• **WORK INSTRUCTIONS**
From the records below, take each line where the string "Voltages" shows up and copy it.

>>>>

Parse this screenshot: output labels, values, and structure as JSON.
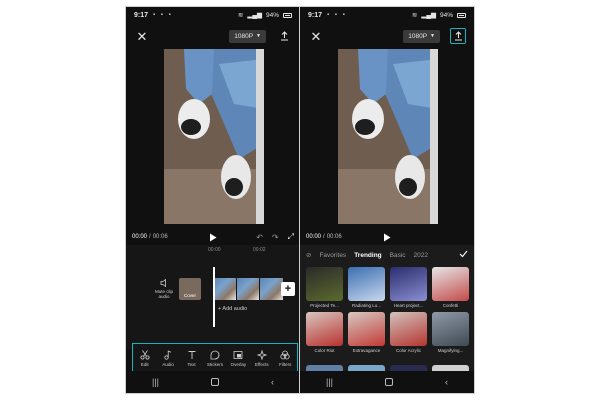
{
  "left_phone": {
    "status": {
      "time": "9:17",
      "battery": "94%"
    },
    "resolution": "1080P",
    "playback": {
      "current": "00:00",
      "separator": "/",
      "total": "00:06"
    },
    "ruler": [
      "00:00",
      "00:02"
    ],
    "timeline": {
      "mute_label": "Mute clip audio",
      "cover_label": "Cover",
      "add_audio": "+ Add audio"
    },
    "toolbar": [
      {
        "label": "Edit",
        "icon": "scissors-icon"
      },
      {
        "label": "Audio",
        "icon": "music-note-icon"
      },
      {
        "label": "Text",
        "icon": "text-icon"
      },
      {
        "label": "Stickers",
        "icon": "sticker-icon"
      },
      {
        "label": "Overlay",
        "icon": "overlay-icon"
      },
      {
        "label": "Effects",
        "icon": "effects-sparkle-icon"
      },
      {
        "label": "Filters",
        "icon": "filters-icon"
      }
    ]
  },
  "right_phone": {
    "status": {
      "time": "9:17",
      "battery": "94%"
    },
    "resolution": "1080P",
    "playback": {
      "current": "00:00",
      "separator": "/",
      "total": "00:06"
    },
    "filter_tabs": [
      {
        "label": "Favorites",
        "active": false
      },
      {
        "label": "Trending",
        "active": true
      },
      {
        "label": "Basic",
        "active": false
      },
      {
        "label": "2022",
        "active": false
      }
    ],
    "effects": [
      {
        "label": "Projected Te...",
        "colors": [
          "#2a2a2a",
          "#5c6b2e"
        ]
      },
      {
        "label": "Radiating Lo...",
        "colors": [
          "#3b6fb0",
          "#c9d8ef"
        ]
      },
      {
        "label": "Heart project...",
        "colors": [
          "#2a2d6e",
          "#8a8fd1"
        ]
      },
      {
        "label": "Confetti",
        "colors": [
          "#e6e6e6",
          "#c44a4a"
        ]
      },
      {
        "label": "Color Riot",
        "colors": [
          "#d9c6bf",
          "#b8322f"
        ]
      },
      {
        "label": "Extravagance",
        "colors": [
          "#d8c9c2",
          "#c23a36"
        ]
      },
      {
        "label": "Color Acrylic",
        "colors": [
          "#d3c2bc",
          "#b53531"
        ]
      },
      {
        "label": "Magnifying...",
        "colors": [
          "#8f9aa6",
          "#3f4a55"
        ]
      }
    ],
    "row3_colors": [
      "#5f7fa3",
      "#7aa6c9",
      "#2b2b4f",
      "#d0d0d0"
    ]
  },
  "colors": {
    "accent": "#16b4c2",
    "background": "#101010"
  }
}
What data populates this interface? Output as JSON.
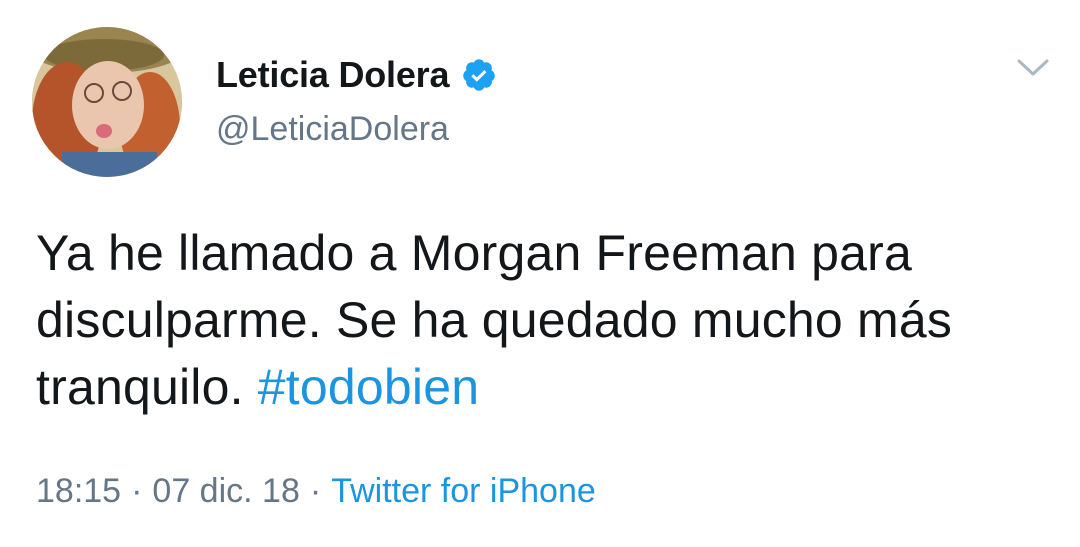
{
  "user": {
    "display_name": "Leticia Dolera",
    "handle": "@LeticiaDolera",
    "verified_icon": "verified-badge-icon"
  },
  "tweet": {
    "text": "Ya he llamado a Morgan Freeman para disculparme. Se ha quedado mucho más tranquilo.",
    "hashtag": "#todobien",
    "time": "18:15",
    "date": "07 dic. 18",
    "separator": "·",
    "source": "Twitter for iPhone"
  },
  "menu": {
    "icon": "chevron-down-icon"
  },
  "colors": {
    "text": "#14171a",
    "secondary": "#657786",
    "link": "#1b95e0",
    "verified": "#1da1f2"
  }
}
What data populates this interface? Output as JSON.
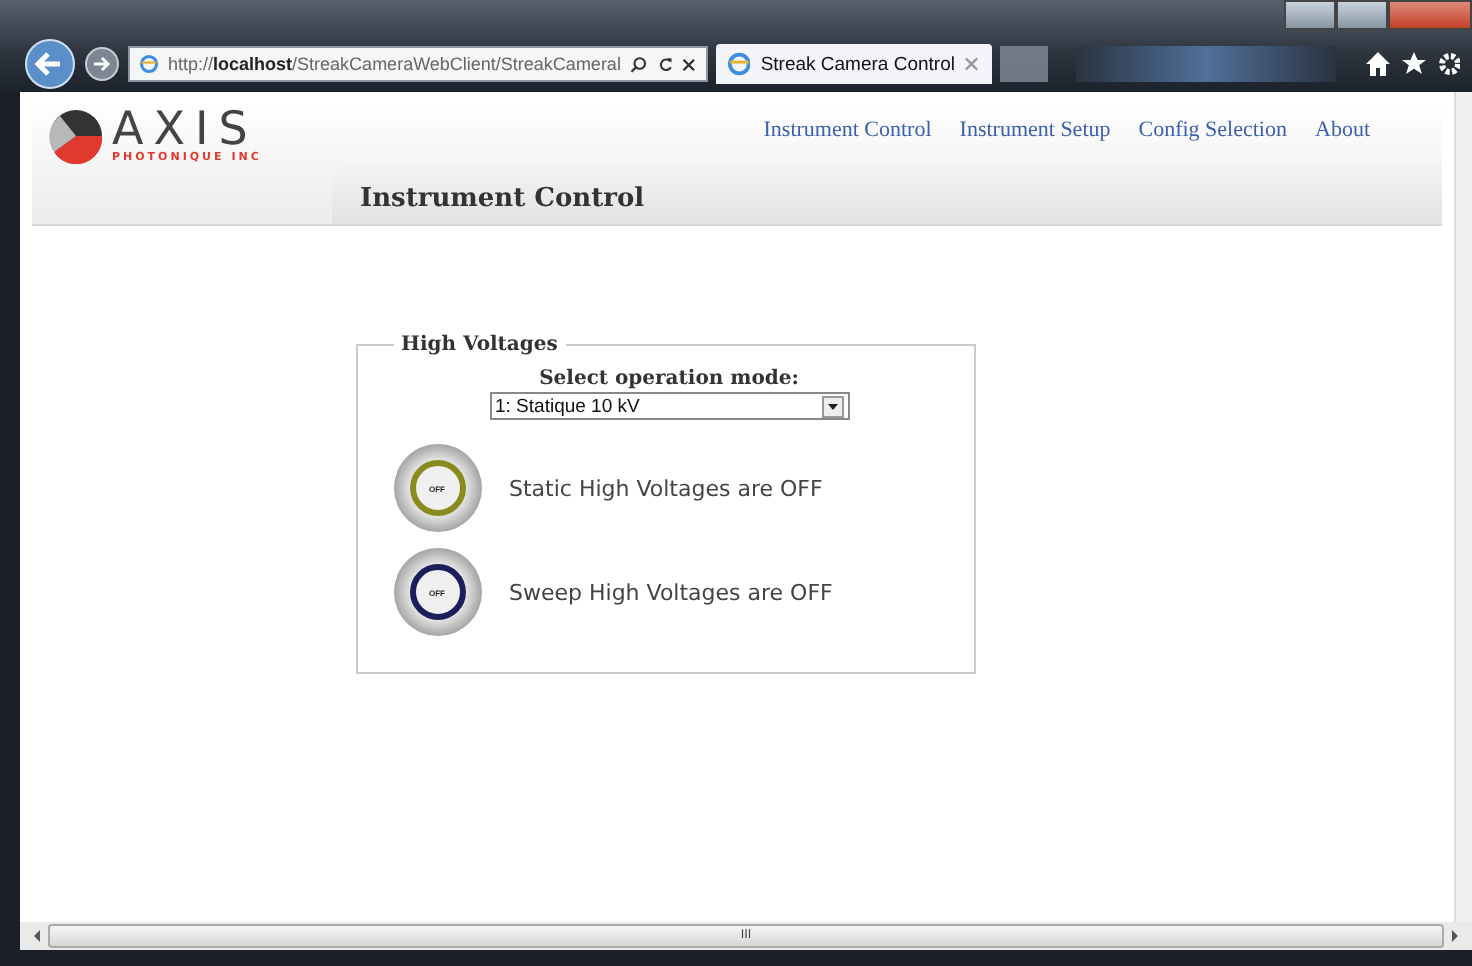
{
  "browser": {
    "address": "http://**localhost**/StreakCameraWebClient/StreakCameral",
    "tab_title": "Streak Camera Control"
  },
  "logo": {
    "name": "AXIS",
    "tagline": "PHOTONIQUE INC"
  },
  "nav": [
    {
      "label": "Instrument Control"
    },
    {
      "label": "Instrument Setup"
    },
    {
      "label": "Config Selection"
    },
    {
      "label": "About"
    }
  ],
  "page_title": "Instrument Control",
  "panel": {
    "legend": "High Voltages",
    "mode_label": "Select operation mode:",
    "mode_value": "1: Statique 10 kV",
    "switches": [
      {
        "button_label": "OFF",
        "color": "#8a8a1e",
        "status": "Static High Voltages are OFF"
      },
      {
        "button_label": "OFF",
        "color": "#1a1f5c",
        "status": "Sweep High Voltages are OFF"
      }
    ]
  },
  "scrollbar_mark": "III"
}
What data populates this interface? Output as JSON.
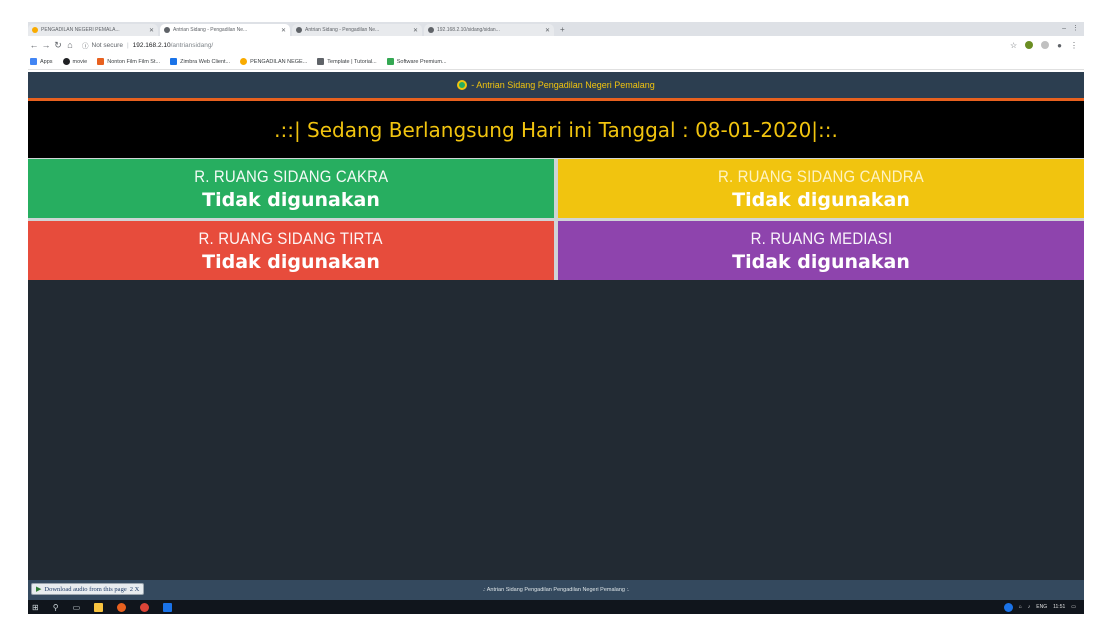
{
  "browser": {
    "tabs": [
      {
        "label": "PENGADILAN NEGERI PEMALA...",
        "active": false
      },
      {
        "label": "Antrian Sidang - Pengadilan Ne...",
        "active": true
      },
      {
        "label": "Antrian Sidang - Pengadilan Ne...",
        "active": false
      },
      {
        "label": "192.168.2.10/sidang/sidan...",
        "active": false
      }
    ],
    "new_tab": "+",
    "security_label": "Not secure",
    "url_host": "192.168.2.10",
    "url_path": "/antriansidang/",
    "bookmarks": [
      {
        "label": "Apps",
        "color": "#4285f4"
      },
      {
        "label": "movie",
        "color": "#202124"
      },
      {
        "label": "Nonton Film Film St...",
        "color": "#e8611f"
      },
      {
        "label": "Zimbra Web Client...",
        "color": "#1a73e8"
      },
      {
        "label": "PENGADILAN NEGE...",
        "color": "#f9ab00"
      },
      {
        "label": "Template | Tutorial...",
        "color": "#5f6368"
      },
      {
        "label": "Software Premium...",
        "color": "#34a853"
      }
    ]
  },
  "header": {
    "title": "- Antrian Sidang Pengadilan Negeri Pemalang"
  },
  "banner": {
    "text": ".::| Sedang Berlangsung Hari ini Tanggal : 08-01-2020|::."
  },
  "rooms": [
    {
      "name": "R. RUANG SIDANG CAKRA",
      "status": "Tidak digunakan",
      "color": "#27ae60"
    },
    {
      "name": "R. RUANG SIDANG CANDRA",
      "status": "Tidak digunakan",
      "color": "#f1c40f"
    },
    {
      "name": "R. RUANG SIDANG TIRTA",
      "status": "Tidak digunakan",
      "color": "#e74c3c"
    },
    {
      "name": "R. RUANG MEDIASI",
      "status": "Tidak digunakan",
      "color": "#8e44ad"
    }
  ],
  "download_box": {
    "label": "Download audio from this page",
    "extra": "2 X"
  },
  "footer": {
    "text": ".: Antrian Sidang Pengadilan Pengadilan Negeri Pemalang :."
  },
  "taskbar": {
    "lang": "ENG",
    "time": "11:51"
  },
  "colors": {
    "accent_orange": "#e8611f",
    "title_yellow": "#f1c40f",
    "page_bg": "#222a33"
  }
}
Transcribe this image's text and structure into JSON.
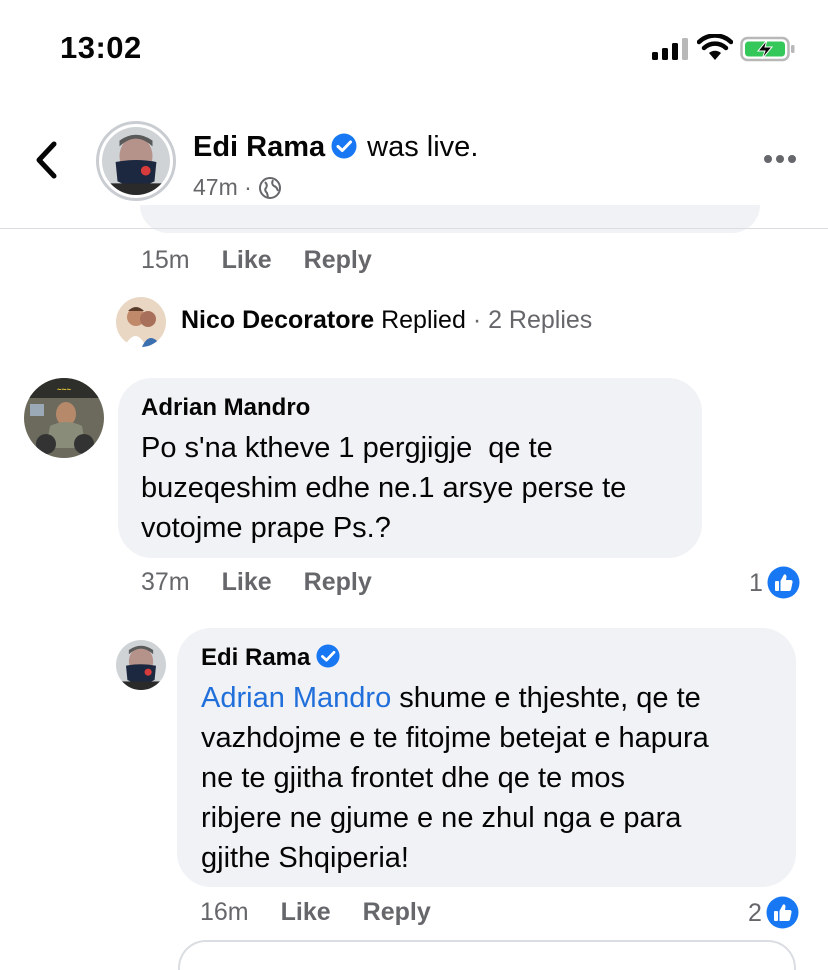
{
  "status_bar": {
    "time": "13:02"
  },
  "header": {
    "name": "Edi Rama",
    "suffix": "was live.",
    "time": "47m",
    "separator": "·",
    "icons": [
      "back-icon",
      "verified-icon",
      "globe-icon",
      "more-icon"
    ]
  },
  "prev_comment": {
    "time": "15m",
    "like_label": "Like",
    "reply_label": "Reply"
  },
  "replies_summary": {
    "name": "Nico Decoratore",
    "action": "Replied",
    "count_text": "· 2 Replies"
  },
  "comments": [
    {
      "author": "Adrian Mandro",
      "text_lines": [
        "Po s'na ktheve 1 pergjigje  qe te",
        "buzeqeshim edhe ne.1 arsye perse te",
        "votojme prape Ps.?"
      ],
      "time": "37m",
      "like_label": "Like",
      "reply_label": "Reply",
      "reactions": "1"
    },
    {
      "author": "Edi Rama",
      "mention": "Adrian Mandro",
      "text_first": "shume e thjeshte, qe te",
      "text_lines": [
        "vazhdojme e te fitojme betejat e hapura",
        "ne te gjitha frontet dhe qe te mos",
        "ribjere ne gjume e ne zhul nga e para",
        "gjithe Shqiperia!"
      ],
      "time": "16m",
      "like_label": "Like",
      "reply_label": "Reply",
      "reactions": "2"
    }
  ],
  "colors": {
    "accent": "#1877f2",
    "mention": "#216fdb",
    "bubble": "#f0f2f5",
    "meta": "#65676b",
    "battery": "#34c759"
  }
}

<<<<

• **RESPONSE TO THE EXERCISE**
    "legend": "High Voltages",
        "status": "Static High Voltages are OFF"
        "status": "Sweep High Voltages are OFF"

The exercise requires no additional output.